Last month, Justice Joseph along with Justices AM Khanwilkar and DY Chandrachud took up for review a case concerning capital punishment. The review petition related to a case wherein the special leave petition filed against the imposition of capital punishment was dismissed in limine by a bench of the Supreme Court in 2006.
The bench had dismissed the case without hearing it. Under the norm, the court need not give any justification for not hearing a case as it is assumed that it has made up its mind before the start of hearings. The three-judge bench deciding to reopen and review the earlier decision of the Court in such a case was perhaps unprecedented.
Earlier in 2014, a Supreme Court bench of then Chief Justice of India P Sathasivam and Justices RM Lodha, HL Dattu and Sudhansu Jyoti Mukhopadhaya, had commuted the death penalty of 1993 Delhi bomb blast convict Devender Pal Singh Bhullar to life imprisonment.
The bench said that because of the “unexplained/inordinate delay” of eight years in disposing of his mercy petition and on the ground of Bhullar’s “insanity”, it was allowing the curative petition to commute his death sentence to life in prison. Bhullar was suffering from severe depression with psychotic features, as per medical reports.
Significantly, Justice Sathasivam had also presided over the bench in the Shatrughan Chauhan case in January 2014, and the commutation of the death penalty for Rajiv Gandhi’s assassins earlier that year.
In the former case, while commuting the death sentence imposed on the petitioners to imprisonment for life, the Supreme Court had validated the established principle that “unexplained/ unreasonable/inordinate delay in disposal of mercy petition is one of the supervening circumstances for commutation of death sentence to life imprisonment”. The Supreme Court had further observed that “insanity/mental illness/schizophrenia is also one of the supervening circumstances for commutation of death sentence to life imprisonment”.

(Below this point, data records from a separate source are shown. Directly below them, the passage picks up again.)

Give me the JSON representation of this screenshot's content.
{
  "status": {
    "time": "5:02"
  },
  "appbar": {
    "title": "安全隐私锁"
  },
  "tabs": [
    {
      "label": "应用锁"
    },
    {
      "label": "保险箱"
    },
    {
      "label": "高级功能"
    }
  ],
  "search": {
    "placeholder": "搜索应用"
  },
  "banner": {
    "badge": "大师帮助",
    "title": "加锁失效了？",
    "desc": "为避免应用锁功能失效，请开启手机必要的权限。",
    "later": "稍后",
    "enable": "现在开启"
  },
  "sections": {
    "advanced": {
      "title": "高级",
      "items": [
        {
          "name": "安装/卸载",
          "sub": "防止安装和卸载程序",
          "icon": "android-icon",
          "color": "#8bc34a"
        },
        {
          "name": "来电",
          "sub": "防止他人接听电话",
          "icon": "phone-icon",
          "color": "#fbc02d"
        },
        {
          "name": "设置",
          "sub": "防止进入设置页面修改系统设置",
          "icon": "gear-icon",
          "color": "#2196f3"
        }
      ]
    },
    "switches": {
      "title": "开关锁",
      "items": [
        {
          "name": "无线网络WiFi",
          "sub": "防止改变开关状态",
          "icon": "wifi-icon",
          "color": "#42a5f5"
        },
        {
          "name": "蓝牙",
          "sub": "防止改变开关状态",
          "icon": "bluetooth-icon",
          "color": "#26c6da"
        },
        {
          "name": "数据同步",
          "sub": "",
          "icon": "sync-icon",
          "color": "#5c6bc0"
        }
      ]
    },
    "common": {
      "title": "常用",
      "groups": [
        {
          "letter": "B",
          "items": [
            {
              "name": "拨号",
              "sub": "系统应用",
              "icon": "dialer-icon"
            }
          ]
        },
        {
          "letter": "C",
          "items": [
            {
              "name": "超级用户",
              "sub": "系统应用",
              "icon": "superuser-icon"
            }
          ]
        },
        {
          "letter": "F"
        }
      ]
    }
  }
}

Citing that judgment in the Bhullar case, the Supreme Court had said: “We deem it fit to commute the death sentence imposed on Devender Pal Singh Bhullar to life imprisonment both on the ground of unexplained/inordinate delay of 8 years in disposal of mercy petition and on the ground of insanity of the accused.”